■ TO DO:
Go through the entries below. Copy each line in which "바로가기" appears.
******
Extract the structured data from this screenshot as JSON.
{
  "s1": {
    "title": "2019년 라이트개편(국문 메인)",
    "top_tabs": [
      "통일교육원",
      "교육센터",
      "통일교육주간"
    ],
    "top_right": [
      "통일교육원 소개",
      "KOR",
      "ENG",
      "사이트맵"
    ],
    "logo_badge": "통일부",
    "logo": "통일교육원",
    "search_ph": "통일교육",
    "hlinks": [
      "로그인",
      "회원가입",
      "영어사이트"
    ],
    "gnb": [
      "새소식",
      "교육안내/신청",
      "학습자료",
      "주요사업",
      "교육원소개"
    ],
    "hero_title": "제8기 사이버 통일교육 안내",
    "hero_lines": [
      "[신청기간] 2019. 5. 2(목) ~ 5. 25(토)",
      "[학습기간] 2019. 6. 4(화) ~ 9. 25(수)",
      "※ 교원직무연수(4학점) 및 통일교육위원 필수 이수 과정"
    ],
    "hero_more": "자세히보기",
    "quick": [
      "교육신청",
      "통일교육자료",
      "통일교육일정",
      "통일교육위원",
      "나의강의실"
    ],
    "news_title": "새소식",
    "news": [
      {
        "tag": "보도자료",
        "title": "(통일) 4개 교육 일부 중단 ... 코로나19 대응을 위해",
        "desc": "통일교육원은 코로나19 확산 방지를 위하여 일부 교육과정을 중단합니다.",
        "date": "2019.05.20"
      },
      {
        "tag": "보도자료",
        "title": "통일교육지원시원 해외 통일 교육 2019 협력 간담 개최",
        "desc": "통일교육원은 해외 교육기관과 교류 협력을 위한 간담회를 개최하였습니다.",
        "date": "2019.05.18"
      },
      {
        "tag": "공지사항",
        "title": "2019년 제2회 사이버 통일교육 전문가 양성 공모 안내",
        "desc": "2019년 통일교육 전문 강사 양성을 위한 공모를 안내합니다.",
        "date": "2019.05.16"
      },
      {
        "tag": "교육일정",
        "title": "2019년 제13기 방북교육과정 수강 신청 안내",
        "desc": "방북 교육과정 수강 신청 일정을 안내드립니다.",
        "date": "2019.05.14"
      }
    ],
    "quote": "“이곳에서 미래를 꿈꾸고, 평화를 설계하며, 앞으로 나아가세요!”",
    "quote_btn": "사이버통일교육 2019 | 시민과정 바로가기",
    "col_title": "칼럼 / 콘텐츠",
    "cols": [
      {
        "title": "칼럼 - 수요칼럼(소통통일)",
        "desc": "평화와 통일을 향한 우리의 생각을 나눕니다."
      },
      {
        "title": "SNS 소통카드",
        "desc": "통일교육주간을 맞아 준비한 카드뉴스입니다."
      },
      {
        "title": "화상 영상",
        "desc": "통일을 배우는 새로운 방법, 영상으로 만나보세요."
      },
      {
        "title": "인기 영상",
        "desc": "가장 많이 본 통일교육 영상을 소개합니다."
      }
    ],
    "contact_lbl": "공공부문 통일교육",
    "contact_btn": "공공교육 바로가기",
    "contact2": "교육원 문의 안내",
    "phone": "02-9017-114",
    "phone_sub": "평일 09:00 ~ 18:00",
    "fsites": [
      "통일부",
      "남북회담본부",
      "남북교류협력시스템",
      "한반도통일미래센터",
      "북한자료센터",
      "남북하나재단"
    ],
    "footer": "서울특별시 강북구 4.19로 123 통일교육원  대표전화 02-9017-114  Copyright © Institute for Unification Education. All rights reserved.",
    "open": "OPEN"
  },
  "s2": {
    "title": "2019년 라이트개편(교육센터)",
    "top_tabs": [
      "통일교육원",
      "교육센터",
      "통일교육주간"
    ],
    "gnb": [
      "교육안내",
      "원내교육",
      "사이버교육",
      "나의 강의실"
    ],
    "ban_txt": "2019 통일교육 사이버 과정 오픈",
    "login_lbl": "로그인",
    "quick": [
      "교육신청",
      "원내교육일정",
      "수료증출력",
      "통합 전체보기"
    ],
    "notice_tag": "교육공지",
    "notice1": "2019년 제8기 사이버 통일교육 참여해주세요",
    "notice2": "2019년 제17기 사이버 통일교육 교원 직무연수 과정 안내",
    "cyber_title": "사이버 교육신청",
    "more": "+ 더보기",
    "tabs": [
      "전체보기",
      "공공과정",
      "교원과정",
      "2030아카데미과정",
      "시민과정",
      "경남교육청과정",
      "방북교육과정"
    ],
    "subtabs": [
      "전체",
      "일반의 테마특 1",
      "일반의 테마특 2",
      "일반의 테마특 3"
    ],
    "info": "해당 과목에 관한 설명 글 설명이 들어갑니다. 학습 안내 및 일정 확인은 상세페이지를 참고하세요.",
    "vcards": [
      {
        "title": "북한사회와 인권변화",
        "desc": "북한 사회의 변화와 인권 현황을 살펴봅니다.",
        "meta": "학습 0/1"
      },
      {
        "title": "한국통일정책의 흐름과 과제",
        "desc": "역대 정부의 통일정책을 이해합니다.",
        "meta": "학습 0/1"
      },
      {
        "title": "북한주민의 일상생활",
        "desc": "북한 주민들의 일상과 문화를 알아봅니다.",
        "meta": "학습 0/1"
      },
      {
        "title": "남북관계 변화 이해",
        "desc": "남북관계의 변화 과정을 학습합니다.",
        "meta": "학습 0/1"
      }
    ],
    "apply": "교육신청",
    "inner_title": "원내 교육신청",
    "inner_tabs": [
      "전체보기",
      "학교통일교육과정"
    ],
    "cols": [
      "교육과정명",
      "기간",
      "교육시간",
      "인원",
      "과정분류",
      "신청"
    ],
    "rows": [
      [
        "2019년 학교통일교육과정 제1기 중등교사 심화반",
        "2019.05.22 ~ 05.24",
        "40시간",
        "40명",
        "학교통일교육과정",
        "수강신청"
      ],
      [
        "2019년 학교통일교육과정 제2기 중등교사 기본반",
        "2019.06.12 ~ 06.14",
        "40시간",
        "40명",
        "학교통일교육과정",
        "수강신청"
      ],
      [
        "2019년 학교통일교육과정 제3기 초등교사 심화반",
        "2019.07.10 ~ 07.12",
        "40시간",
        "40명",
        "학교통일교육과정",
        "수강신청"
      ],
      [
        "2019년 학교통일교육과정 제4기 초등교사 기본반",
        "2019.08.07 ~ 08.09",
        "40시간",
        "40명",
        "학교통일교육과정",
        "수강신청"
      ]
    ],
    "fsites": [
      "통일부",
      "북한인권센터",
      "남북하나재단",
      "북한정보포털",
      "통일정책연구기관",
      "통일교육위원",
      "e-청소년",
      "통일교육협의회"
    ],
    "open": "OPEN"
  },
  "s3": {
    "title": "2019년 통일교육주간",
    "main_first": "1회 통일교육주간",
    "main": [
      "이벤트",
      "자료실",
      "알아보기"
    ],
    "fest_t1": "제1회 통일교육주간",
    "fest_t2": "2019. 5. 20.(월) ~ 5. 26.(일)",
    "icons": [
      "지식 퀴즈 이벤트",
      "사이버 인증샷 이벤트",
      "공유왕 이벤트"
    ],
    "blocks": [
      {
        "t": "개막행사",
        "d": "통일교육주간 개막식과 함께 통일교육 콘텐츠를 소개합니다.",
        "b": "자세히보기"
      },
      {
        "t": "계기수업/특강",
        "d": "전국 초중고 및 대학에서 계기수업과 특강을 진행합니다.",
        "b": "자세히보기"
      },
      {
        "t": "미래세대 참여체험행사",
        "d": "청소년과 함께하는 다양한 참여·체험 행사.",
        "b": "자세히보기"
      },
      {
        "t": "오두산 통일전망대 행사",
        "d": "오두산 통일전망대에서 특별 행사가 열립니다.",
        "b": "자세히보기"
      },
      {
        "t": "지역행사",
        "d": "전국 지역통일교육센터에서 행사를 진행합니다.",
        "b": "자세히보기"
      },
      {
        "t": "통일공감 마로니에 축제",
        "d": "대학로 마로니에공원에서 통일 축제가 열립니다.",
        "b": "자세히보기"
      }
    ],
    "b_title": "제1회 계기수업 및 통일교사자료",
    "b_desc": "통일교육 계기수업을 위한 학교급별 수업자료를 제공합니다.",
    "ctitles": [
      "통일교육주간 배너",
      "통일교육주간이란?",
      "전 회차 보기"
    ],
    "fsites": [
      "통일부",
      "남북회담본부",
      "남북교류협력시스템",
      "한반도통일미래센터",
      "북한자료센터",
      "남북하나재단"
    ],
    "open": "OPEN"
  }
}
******
■ SOLUTION TO THIS PROBLEM:
    "quote_btn": "사이버통일교육 2019 | 시민과정 바로가기",
    "contact_btn": "공공교육 바로가기",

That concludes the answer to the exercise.